## EXERCISE DETAILS
Only lines containing the string "that" belong in the answer; copy all of them from the entries.

Start of EXTRACTED INFORMATION

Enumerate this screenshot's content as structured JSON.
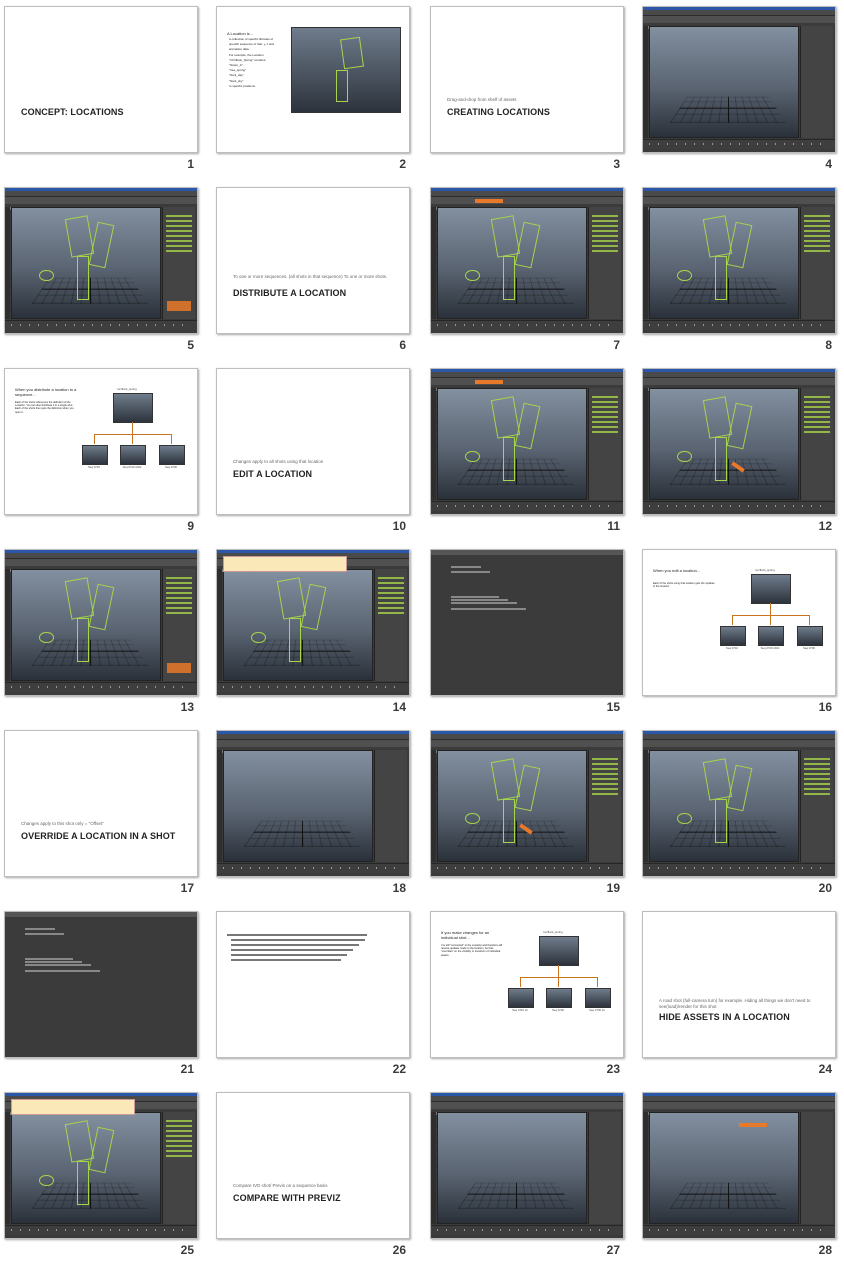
{
  "slides": [
    {
      "n": "1",
      "kind": "title",
      "main": "CONCEPT: LOCATIONS",
      "sub": ""
    },
    {
      "n": "2",
      "kind": "text-image",
      "heading": "A Location is...",
      "lines": [
        "A collection of specific libraries of",
        "specific sequence of that, y, z and",
        "animation data.",
        "For example, the Location",
        "\"Chr/flock_Spring\" contains:",
        "\"flower_A\"",
        "\"tree_spring\"",
        "\"flock_day\"",
        "\"flock_sky\"",
        "In specific positions."
      ]
    },
    {
      "n": "3",
      "kind": "title",
      "main": "CREATING LOCATIONS",
      "sub": "Drag-and-drop from shelf of assets"
    },
    {
      "n": "4",
      "kind": "maya"
    },
    {
      "n": "5",
      "kind": "maya"
    },
    {
      "n": "6",
      "kind": "title",
      "main": "DISTRIBUTE A LOCATION",
      "sub": "To one or more sequences. (all shots in that sequence)\nTo one or more shots."
    },
    {
      "n": "7",
      "kind": "maya"
    },
    {
      "n": "8",
      "kind": "maya"
    },
    {
      "n": "9",
      "kind": "tree",
      "heading": "When you distribute a location to a sequence...",
      "body": "Each of the shots references the definition of the Location. You can also distribute it to a single shot. Each of the shots then gets the definition when you open it.",
      "root": "loc/flock_spring",
      "leaves": [
        "Seq 0710",
        "Seq 0720 sh01",
        "Seq 0730"
      ]
    },
    {
      "n": "10",
      "kind": "title",
      "main": "EDIT A LOCATION",
      "sub": "Changes apply to all shots using that location"
    },
    {
      "n": "11",
      "kind": "maya"
    },
    {
      "n": "12",
      "kind": "maya"
    },
    {
      "n": "13",
      "kind": "maya"
    },
    {
      "n": "14",
      "kind": "maya"
    },
    {
      "n": "15",
      "kind": "dark"
    },
    {
      "n": "16",
      "kind": "tree",
      "heading": "When you edit a location...",
      "body": "Each of the shots using that location gets the updates to the location.",
      "root": "loc/flock_spring",
      "leaves": [
        "Seq 0710",
        "Seq 0720 sh01",
        "Seq 0730"
      ]
    },
    {
      "n": "17",
      "kind": "title",
      "main": "OVERRIDE A LOCATION IN A SHOT",
      "sub": "Changes apply to this shot only = \"Offset\""
    },
    {
      "n": "18",
      "kind": "maya"
    },
    {
      "n": "19",
      "kind": "maya"
    },
    {
      "n": "20",
      "kind": "maya"
    },
    {
      "n": "21",
      "kind": "dark"
    },
    {
      "n": "22",
      "kind": "bullets"
    },
    {
      "n": "23",
      "kind": "tree",
      "heading": "If you make changes for an individual shot...",
      "body": "It is still \"connected\" to the Location and therefore will receive updates made to the location, but has \"overrides\" on the visibility or transform of individual assets.",
      "root": "loc/flock_spring",
      "leaves": [
        "Seq 0710 sh",
        "Seq 0720",
        "Seq 0730 sh"
      ]
    },
    {
      "n": "24",
      "kind": "title",
      "main": "HIDE ASSETS IN A LOCATION",
      "sub": "A road shot (full-camera turn) for example. Hiding all things we don't need to see(load)/render for this shot"
    },
    {
      "n": "25",
      "kind": "maya"
    },
    {
      "n": "26",
      "kind": "title",
      "main": "COMPARE WITH PREVIZ",
      "sub": "Compare IVD shot/ Previs on a sequence basis"
    },
    {
      "n": "27",
      "kind": "maya"
    },
    {
      "n": "28",
      "kind": "maya"
    }
  ],
  "colors": {
    "accent": "#e8782a",
    "geo": "#a6d44a",
    "maya_bg": "#3b3b3b"
  }
}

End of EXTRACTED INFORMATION

## TASK ANSWER
        "specific sequence of that, y, z and",
      "sub": "To one or more sequences. (all shots in that sequence)\nTo one or more shots."
      "sub": "Changes apply to all shots using that location"
      "body": "Each of the shots using that location gets the updates to the location.",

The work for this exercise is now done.